◆ What to produce ◆
What you hand back must match the records word for word, with no pictures.

__________

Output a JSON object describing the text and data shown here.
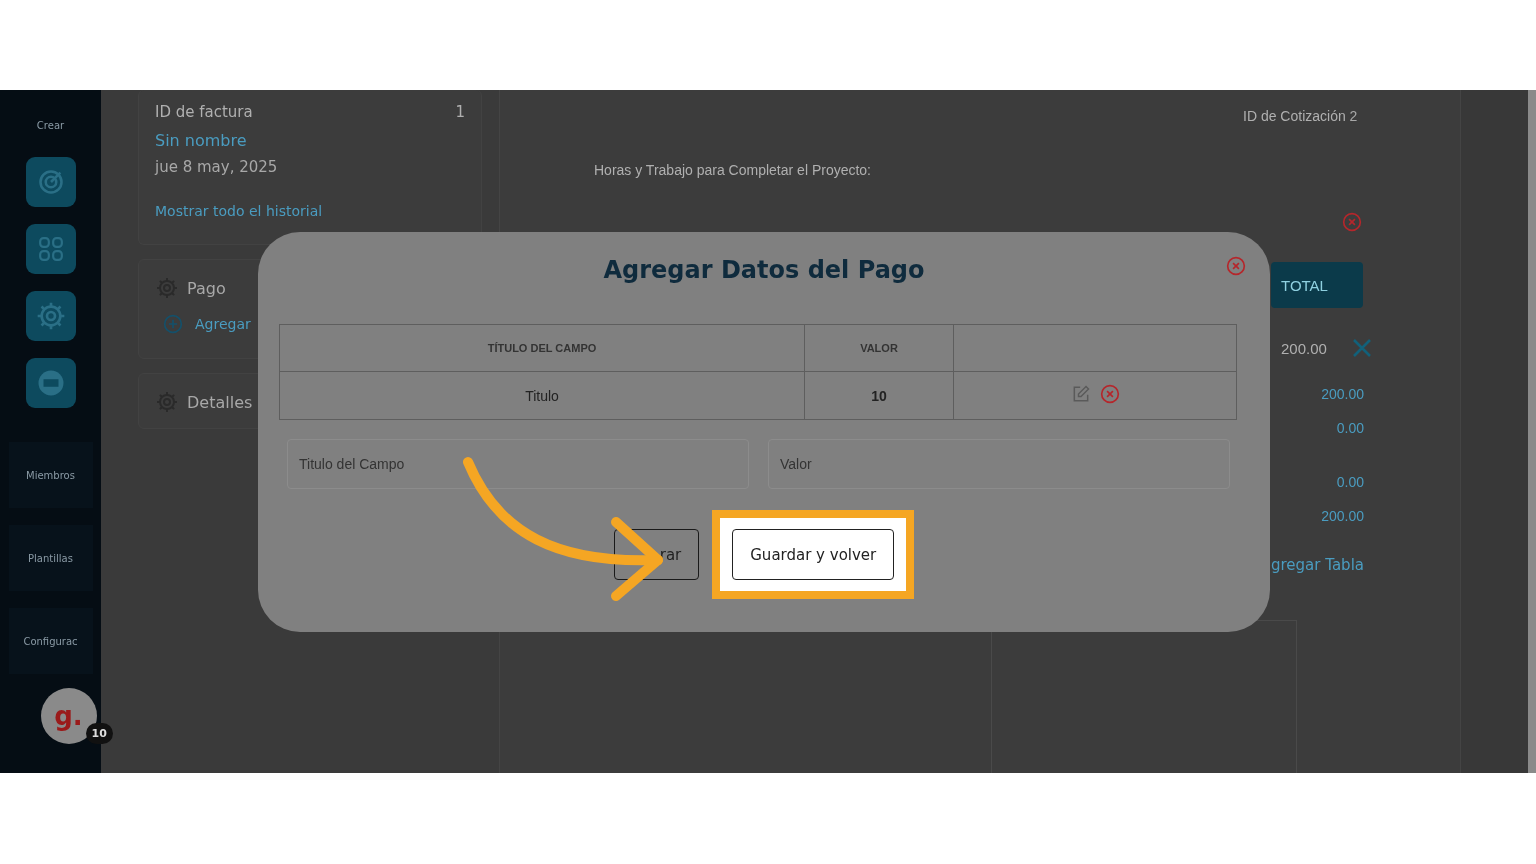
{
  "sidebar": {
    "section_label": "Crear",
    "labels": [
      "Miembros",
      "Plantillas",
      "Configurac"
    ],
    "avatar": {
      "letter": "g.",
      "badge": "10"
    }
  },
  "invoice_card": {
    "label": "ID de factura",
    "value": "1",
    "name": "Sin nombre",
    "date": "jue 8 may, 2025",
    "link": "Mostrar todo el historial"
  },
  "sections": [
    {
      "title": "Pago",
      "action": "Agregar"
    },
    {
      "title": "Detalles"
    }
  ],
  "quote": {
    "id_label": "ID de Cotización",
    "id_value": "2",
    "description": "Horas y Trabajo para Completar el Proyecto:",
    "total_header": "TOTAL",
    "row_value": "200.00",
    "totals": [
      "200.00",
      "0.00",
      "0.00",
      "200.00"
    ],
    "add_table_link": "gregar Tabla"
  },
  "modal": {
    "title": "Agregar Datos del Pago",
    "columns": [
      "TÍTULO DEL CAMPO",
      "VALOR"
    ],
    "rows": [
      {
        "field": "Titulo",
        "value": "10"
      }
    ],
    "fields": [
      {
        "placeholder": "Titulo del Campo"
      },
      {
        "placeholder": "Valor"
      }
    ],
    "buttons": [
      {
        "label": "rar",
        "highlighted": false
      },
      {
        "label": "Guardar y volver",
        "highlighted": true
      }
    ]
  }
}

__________

◆ Solution ◆
Output a JSON object describing the text and data shown here.
{
  "sidebar": {
    "section_label": "Crear",
    "labels": [
      "Miembros",
      "Plantillas",
      "Configurac"
    ],
    "avatar": {
      "letter": "g.",
      "badge": "10"
    }
  },
  "invoice_card": {
    "label": "ID de factura",
    "value": "1",
    "name": "Sin nombre",
    "date": "jue 8 may, 2025",
    "link": "Mostrar todo el historial"
  },
  "sections": [
    {
      "title": "Pago",
      "action": "Agregar"
    },
    {
      "title": "Detalles"
    }
  ],
  "quote": {
    "id_label": "ID de Cotización",
    "id_value": "2",
    "description": "Horas y Trabajo para Completar el Proyecto:",
    "total_header": "TOTAL",
    "row_value": "200.00",
    "totals": [
      "200.00",
      "0.00",
      "0.00",
      "200.00"
    ],
    "add_table_link": "gregar Tabla"
  },
  "modal": {
    "title": "Agregar Datos del Pago",
    "columns": [
      "TÍTULO DEL CAMPO",
      "VALOR"
    ],
    "rows": [
      {
        "field": "Titulo",
        "value": "10"
      }
    ],
    "fields": [
      {
        "placeholder": "Titulo del Campo"
      },
      {
        "placeholder": "Valor"
      }
    ],
    "buttons": [
      {
        "label": "rar",
        "highlighted": false
      },
      {
        "label": "Guardar y volver",
        "highlighted": true
      }
    ]
  }
}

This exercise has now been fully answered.